The book was diligently researched by the author and a sincere effort to be objective is made. I dare say this is probably the most authentic and objective book o the life of Mary Baker Eddy. The author is a student of philosophy and delves into the philosophy of Christian Science a bit and the many trails and tribulations of Mary Baker Eddy. The reader gets to know Mrs. Eddy quite intimately...both her good and bad sides. Mrs. Eddy is a very interesting subject. The book does drag a bit and exc...more
I need to finish reading it. I've read through the first few chapters, which were hard to get through b/c the subject matter was somewhat dry to me. I'm sure it picks up though. I do enjoy Gillian Gill's perspective as a non-Christian Scientist and how she comes to respect and admire Mary Baker Eddy.

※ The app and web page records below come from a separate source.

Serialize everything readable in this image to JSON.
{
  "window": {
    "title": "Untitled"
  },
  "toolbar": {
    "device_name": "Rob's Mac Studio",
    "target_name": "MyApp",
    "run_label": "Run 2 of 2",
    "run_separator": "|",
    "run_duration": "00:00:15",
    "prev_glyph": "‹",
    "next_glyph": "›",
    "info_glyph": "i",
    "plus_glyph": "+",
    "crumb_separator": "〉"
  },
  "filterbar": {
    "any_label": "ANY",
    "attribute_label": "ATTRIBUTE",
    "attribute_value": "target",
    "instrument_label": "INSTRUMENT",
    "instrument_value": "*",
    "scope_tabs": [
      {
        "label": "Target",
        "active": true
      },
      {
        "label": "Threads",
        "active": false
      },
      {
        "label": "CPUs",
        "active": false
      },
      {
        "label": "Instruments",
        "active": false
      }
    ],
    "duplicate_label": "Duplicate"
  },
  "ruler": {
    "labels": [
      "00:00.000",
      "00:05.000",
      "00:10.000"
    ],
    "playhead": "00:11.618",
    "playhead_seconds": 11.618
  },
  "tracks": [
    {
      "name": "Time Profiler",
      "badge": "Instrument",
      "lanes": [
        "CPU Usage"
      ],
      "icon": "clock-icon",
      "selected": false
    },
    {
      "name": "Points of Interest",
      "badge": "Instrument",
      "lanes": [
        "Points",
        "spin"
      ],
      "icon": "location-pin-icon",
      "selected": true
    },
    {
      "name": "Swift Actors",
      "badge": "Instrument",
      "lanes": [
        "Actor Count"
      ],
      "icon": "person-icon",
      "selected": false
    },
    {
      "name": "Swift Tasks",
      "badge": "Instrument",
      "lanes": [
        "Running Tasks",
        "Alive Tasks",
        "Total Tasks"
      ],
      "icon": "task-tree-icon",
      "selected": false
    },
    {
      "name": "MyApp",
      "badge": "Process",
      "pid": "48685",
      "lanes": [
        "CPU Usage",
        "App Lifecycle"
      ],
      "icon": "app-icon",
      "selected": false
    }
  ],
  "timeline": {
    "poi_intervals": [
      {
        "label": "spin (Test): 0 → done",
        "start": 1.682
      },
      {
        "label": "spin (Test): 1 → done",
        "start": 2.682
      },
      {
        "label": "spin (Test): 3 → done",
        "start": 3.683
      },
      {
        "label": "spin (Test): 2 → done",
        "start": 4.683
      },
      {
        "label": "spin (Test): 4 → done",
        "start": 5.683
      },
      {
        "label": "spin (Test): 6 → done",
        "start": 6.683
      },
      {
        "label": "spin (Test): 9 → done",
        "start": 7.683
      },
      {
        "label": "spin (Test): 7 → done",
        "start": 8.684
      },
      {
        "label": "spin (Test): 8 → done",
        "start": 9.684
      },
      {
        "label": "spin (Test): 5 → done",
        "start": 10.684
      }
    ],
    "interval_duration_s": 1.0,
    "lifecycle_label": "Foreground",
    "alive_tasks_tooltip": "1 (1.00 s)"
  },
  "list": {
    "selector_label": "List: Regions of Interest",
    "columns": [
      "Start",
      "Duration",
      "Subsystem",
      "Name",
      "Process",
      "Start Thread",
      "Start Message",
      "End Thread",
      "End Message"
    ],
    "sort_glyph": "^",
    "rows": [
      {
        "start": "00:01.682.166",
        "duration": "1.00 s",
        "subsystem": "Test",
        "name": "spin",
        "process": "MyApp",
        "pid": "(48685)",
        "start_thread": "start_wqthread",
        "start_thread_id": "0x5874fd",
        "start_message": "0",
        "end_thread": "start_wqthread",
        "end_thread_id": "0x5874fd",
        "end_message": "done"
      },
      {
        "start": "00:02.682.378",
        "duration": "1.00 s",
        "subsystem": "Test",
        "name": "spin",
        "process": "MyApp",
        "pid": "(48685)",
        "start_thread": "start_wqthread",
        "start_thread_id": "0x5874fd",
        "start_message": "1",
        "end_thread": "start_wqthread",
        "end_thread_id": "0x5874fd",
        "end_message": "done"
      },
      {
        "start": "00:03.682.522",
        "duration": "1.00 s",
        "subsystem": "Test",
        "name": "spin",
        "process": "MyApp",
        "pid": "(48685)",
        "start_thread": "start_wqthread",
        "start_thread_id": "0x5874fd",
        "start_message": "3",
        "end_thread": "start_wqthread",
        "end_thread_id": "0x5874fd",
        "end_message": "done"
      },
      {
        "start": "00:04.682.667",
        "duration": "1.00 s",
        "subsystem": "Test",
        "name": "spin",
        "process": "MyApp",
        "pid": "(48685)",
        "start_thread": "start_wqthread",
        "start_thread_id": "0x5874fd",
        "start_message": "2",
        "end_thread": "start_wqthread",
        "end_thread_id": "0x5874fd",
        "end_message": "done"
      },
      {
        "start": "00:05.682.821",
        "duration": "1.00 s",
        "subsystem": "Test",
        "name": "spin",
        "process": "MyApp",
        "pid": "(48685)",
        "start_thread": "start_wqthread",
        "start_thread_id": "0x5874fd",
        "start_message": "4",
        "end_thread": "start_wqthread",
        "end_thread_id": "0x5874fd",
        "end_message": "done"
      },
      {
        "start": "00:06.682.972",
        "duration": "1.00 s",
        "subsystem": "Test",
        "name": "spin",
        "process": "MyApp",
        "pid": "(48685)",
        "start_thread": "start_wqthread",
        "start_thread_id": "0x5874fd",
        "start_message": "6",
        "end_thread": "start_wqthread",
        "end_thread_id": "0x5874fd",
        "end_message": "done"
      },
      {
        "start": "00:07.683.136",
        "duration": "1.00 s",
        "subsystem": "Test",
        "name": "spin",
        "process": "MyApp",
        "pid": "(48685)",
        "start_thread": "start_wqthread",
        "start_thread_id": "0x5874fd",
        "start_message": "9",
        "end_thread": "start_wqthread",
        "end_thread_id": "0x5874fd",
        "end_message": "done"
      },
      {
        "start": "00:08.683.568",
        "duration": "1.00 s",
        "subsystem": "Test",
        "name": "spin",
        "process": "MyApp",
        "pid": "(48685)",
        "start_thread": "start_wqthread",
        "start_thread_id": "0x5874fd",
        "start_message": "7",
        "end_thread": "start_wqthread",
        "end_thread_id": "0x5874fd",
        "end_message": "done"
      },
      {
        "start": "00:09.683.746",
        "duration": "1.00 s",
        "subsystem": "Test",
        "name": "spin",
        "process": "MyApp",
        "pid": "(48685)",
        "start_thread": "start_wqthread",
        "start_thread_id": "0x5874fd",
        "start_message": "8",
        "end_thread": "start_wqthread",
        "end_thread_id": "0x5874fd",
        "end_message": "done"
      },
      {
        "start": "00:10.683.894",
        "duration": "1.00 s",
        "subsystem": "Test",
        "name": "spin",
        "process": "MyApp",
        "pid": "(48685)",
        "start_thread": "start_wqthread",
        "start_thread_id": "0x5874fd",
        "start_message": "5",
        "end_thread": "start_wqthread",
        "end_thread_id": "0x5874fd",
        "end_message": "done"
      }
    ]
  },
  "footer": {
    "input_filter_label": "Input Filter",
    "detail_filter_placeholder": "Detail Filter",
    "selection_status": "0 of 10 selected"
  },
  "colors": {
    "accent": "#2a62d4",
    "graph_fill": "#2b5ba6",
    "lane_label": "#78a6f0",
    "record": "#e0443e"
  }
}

I just started this, but am excited by it so far. It's really massive, and one of the few bios on Mary Baker Eddy not written by a Christian Scientist or a major CS critic. It's a good companion to the other MBE bio I'm reading, which is from 1907 and was totally CS sanctioned. Gill's bio style is appealing thus far. She also wrote one on Agatha Christie. Which I don't think I'll read.
Gillian Gill's talent lies in being able to bring an historical figure to life within the context of the times in which they lived. Not only do I learn about the person, but I deepen my understanding of the time in history. Her books deserve close reading and in return, deliver a deeper understanding of the obstacles famous women have overcome.